-------- Records provided --------

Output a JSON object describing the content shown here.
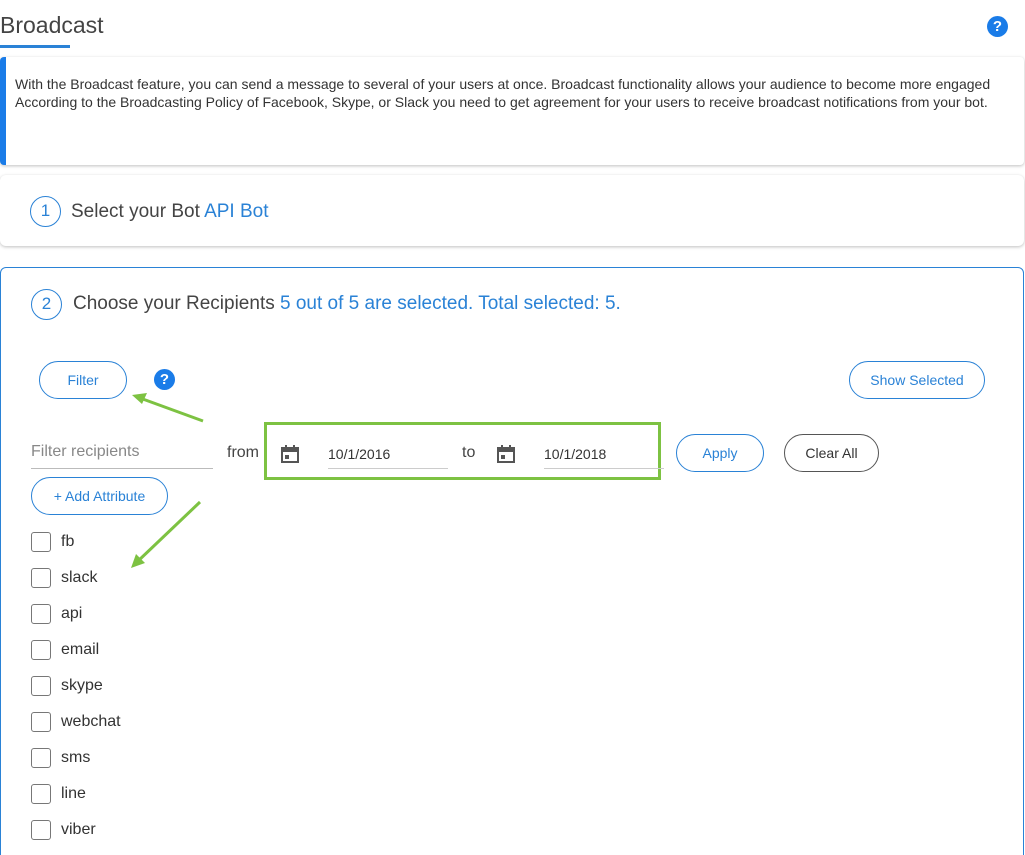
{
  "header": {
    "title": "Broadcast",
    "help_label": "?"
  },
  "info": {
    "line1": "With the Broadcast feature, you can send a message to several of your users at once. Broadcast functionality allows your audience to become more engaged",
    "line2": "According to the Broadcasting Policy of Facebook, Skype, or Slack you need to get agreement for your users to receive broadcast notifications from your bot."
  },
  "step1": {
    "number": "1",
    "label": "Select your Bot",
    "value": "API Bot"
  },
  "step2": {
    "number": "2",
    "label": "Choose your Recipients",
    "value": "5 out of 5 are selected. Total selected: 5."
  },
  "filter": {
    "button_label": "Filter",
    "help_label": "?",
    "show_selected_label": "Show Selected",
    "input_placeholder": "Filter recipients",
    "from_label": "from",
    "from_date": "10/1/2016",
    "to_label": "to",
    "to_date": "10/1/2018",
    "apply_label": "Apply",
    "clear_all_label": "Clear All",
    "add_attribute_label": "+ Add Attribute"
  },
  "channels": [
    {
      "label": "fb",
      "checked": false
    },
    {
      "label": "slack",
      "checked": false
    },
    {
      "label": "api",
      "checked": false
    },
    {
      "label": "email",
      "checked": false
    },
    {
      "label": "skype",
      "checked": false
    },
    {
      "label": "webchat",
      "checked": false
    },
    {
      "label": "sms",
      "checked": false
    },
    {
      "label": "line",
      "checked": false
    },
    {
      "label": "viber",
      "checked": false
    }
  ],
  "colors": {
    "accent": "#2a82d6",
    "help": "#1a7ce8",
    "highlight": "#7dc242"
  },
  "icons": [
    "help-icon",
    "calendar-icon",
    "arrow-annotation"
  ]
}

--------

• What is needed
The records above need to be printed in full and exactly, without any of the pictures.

• Solution below
Output a JSON object describing the content shown here.
{
  "header": {
    "title": "Broadcast",
    "help_label": "?"
  },
  "info": {
    "line1": "With the Broadcast feature, you can send a message to several of your users at once. Broadcast functionality allows your audience to become more engaged",
    "line2": "According to the Broadcasting Policy of Facebook, Skype, or Slack you need to get agreement for your users to receive broadcast notifications from your bot."
  },
  "step1": {
    "number": "1",
    "label": "Select your Bot",
    "value": "API Bot"
  },
  "step2": {
    "number": "2",
    "label": "Choose your Recipients",
    "value": "5 out of 5 are selected. Total selected: 5."
  },
  "filter": {
    "button_label": "Filter",
    "help_label": "?",
    "show_selected_label": "Show Selected",
    "input_placeholder": "Filter recipients",
    "from_label": "from",
    "from_date": "10/1/2016",
    "to_label": "to",
    "to_date": "10/1/2018",
    "apply_label": "Apply",
    "clear_all_label": "Clear All",
    "add_attribute_label": "+ Add Attribute"
  },
  "channels": [
    {
      "label": "fb",
      "checked": false
    },
    {
      "label": "slack",
      "checked": false
    },
    {
      "label": "api",
      "checked": false
    },
    {
      "label": "email",
      "checked": false
    },
    {
      "label": "skype",
      "checked": false
    },
    {
      "label": "webchat",
      "checked": false
    },
    {
      "label": "sms",
      "checked": false
    },
    {
      "label": "line",
      "checked": false
    },
    {
      "label": "viber",
      "checked": false
    }
  ],
  "colors": {
    "accent": "#2a82d6",
    "help": "#1a7ce8",
    "highlight": "#7dc242"
  },
  "icons": [
    "help-icon",
    "calendar-icon",
    "arrow-annotation"
  ]
}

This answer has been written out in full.